There is a very clear line between a topical coverage of the basic technical findings and divulging the hard-won results. This is no different than covering the highlights of a racecar without giving away the myriad secret details that are proprietary to a specific team.
The reply might have been slightly heavy handed in the delivery, but I don't see anything wrong with the message. Eric doesn't work in the company press office, which means he's not as practiced at gracefully deflecting overstepping questions. That said, I'd rather read Eric's technical articles than those written by a press office employee, so I'm fully willing to overlook the occasional journalistic foible..
Wednesday, February 09, 2011 6:17 PM
Eric a journalist working for a publication? Where did you get that idea? Last I heard Eric wasn't getting paid to move his personal blog over to Motoiq. I think the defensive response was appropriate for the offense question.
"So you've shown us some pics," = So what.
Obviously I was not the only one who interpreted it that way.
Wednesday, February 09, 2011 8:50 PM
Jeffball610 asked what he wanted and I explained why I didn't write what he wanted. No harm, no foul to me. I didn't think I was defensive and I didn't think Jeffball was too offensive.
Daewoo, let me clarify my presence on motoiq.com: When Motoiq first started, they needed a boost in traffic. At the time my personal blog was ranked 122,000 in the world and motoiq was not even ranked 1,000,000 in the world yet. I moved my personal blog to motoiq to boost traffic. Beyond the Dyno is actually no longer my personal blog since I just don't have the time to write about random personal shit everyday anymore. So when I do write, it is usually car related whereas before it was about anything that was literally "beyond the dyno". To those who do not know, I may come off LIKE a journalist working for a website, motoiq.com, but in actuality:
1. I am not a journalist.
2. Where Mike and the others are interested in educating the automotive enthusiast public, I am not. It would be great if you got something out of what I write, but it's not my main purpose in contributing to motoiq.

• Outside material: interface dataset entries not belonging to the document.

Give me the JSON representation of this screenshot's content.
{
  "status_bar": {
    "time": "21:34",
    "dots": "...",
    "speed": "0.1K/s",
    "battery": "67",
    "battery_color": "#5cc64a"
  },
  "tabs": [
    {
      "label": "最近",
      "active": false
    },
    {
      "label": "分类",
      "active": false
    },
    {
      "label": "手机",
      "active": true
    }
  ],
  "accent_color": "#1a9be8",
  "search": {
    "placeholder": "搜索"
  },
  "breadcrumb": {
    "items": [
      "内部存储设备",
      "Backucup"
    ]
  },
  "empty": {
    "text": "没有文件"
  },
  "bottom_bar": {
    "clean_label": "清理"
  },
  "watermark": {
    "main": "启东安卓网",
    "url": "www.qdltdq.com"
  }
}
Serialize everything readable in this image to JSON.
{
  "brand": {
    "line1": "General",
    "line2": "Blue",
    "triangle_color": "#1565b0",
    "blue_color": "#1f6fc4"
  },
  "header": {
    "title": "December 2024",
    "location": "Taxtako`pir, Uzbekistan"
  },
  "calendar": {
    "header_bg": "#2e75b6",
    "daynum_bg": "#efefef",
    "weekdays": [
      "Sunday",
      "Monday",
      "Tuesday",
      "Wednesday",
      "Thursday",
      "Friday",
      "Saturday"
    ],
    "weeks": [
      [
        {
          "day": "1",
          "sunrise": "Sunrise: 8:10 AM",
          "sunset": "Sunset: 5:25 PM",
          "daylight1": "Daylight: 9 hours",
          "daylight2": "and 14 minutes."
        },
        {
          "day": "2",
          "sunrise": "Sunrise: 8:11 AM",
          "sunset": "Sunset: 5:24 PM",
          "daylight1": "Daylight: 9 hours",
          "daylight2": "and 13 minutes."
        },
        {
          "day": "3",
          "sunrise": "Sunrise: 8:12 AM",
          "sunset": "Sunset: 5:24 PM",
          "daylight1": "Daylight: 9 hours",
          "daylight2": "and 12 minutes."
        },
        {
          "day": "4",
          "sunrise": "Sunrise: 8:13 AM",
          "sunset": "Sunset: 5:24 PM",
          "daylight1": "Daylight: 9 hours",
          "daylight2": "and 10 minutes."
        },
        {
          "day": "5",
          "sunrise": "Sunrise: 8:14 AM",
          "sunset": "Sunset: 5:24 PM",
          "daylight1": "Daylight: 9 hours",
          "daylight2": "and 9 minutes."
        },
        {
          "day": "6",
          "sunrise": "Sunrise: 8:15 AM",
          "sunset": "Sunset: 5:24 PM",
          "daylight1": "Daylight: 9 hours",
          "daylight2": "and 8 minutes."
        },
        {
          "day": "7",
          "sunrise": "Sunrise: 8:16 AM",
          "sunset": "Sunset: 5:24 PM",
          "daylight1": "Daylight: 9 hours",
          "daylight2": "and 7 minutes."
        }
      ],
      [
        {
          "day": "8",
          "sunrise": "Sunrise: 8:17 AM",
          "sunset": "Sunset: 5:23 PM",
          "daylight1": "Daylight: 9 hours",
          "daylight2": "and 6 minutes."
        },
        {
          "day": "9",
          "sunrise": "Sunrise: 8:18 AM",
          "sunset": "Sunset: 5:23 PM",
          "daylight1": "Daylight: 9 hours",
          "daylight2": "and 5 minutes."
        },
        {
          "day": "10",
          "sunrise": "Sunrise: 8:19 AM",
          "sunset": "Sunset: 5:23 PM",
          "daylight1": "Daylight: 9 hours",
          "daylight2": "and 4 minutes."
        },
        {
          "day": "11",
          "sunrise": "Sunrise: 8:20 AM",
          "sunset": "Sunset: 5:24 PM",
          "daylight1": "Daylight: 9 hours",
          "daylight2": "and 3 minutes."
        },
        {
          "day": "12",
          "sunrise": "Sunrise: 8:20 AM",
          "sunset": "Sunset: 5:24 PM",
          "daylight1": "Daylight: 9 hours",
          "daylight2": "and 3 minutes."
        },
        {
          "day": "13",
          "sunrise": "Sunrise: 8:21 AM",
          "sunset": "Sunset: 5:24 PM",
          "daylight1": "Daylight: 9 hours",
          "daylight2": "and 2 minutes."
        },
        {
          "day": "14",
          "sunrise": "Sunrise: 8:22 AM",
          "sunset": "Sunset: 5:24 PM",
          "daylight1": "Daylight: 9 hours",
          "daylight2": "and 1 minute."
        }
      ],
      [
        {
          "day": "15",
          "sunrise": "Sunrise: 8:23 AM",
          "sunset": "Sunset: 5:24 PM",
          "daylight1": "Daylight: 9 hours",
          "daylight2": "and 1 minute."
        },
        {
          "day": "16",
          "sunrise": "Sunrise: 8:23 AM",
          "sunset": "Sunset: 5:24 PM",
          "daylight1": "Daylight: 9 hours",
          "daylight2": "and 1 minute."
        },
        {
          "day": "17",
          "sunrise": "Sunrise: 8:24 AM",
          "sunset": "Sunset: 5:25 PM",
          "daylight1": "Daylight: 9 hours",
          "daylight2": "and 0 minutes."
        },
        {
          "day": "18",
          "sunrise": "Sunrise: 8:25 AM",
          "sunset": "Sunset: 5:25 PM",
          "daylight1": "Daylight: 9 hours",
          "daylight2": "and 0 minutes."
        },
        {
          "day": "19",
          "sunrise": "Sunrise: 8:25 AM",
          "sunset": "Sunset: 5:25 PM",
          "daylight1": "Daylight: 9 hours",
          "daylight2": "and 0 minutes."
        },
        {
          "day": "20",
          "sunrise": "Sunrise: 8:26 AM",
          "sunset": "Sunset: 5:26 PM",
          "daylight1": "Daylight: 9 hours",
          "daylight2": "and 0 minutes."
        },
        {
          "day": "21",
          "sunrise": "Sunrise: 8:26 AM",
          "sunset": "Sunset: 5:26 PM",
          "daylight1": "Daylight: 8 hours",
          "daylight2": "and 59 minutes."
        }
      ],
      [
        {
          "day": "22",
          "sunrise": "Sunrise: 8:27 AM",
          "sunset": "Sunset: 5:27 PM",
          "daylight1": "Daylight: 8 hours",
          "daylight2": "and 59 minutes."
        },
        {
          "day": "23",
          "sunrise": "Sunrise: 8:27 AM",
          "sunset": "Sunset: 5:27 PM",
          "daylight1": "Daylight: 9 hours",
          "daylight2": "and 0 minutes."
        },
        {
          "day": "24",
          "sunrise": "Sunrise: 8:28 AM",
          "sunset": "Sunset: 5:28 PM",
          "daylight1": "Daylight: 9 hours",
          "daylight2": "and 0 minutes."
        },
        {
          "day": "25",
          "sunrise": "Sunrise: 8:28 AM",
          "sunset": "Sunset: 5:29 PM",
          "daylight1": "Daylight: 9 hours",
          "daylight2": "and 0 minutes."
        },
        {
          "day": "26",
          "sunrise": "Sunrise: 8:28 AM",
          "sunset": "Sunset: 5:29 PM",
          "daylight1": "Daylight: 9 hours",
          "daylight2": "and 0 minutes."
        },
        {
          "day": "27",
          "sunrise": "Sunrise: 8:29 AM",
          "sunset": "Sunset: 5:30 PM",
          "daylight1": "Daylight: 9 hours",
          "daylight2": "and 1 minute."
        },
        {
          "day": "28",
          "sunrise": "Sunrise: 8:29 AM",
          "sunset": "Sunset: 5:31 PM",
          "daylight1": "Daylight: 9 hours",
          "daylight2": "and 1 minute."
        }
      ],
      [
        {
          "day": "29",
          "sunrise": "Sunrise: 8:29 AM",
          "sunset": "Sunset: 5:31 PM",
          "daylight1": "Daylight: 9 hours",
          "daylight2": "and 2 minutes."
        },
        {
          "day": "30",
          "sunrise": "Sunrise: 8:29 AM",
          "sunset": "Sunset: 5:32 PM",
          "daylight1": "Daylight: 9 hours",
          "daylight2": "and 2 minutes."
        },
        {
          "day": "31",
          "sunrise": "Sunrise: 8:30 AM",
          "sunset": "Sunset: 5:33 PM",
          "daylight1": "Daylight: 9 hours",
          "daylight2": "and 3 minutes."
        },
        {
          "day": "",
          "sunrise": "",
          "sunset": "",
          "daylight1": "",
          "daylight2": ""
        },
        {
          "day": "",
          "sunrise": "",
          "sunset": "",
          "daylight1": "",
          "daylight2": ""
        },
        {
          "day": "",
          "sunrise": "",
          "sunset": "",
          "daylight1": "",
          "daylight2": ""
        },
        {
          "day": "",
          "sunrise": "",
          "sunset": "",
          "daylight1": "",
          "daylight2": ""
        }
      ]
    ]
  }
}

3. I am writing for your entertainment. Its something to read when you're having your morning coffee while looking over at the stock ticker occasionally. Whether or not you enjoy the entertainment is up to you. I don't mind if you don't like it.
And I hope that clears things up.
Fabrik8: well said
Thursday, February 10, 2011 2:21 PM
Thanks Eric for posting the pictures up. I'd say its very interesting though it in no way benefits me. I'd definitely love to see more as I love Evo's in general.
I did notice that you haven't been posting entries much to Beyond the Dyno. Its a bummer cause I enjoy reading them, but I understand your actual work to pay for the roof and the meals are more important. I'm also glad work is becoming busier for you which means the racing and tuning scene isn't going to die anytime soon as some naysayers are propagating.
PS: You heavy-handed reply was quite amusing, though I won't want to be on the receiving end.
Monday, February 14, 2011 8:57 AM
How does one get spots of casting sand/rust in the oil passages; those passages are drilled into the block. Unless of course there's been some mixing of oil and coolant somewhere along the line.
Tuesday, February 15, 2011 2:28 PM
Leon: One of these days I'll start writing again regularly. I think the racing and tuning scene is fine, but unfortunately the street scene may be the segment of the industry that is getting smaller.
Street: Not all of the oil passages are machined in. An example would be drain back passages from the cylinder head to the crankcase.
Thursday, February 17, 2011 7:43 AM
Aaaah din' think about those!
Wednesday, November 09, 2011 8:48 PM
Eric: Any chance you could send me a message?
Wednesday, January 27, 2016 10:29 PM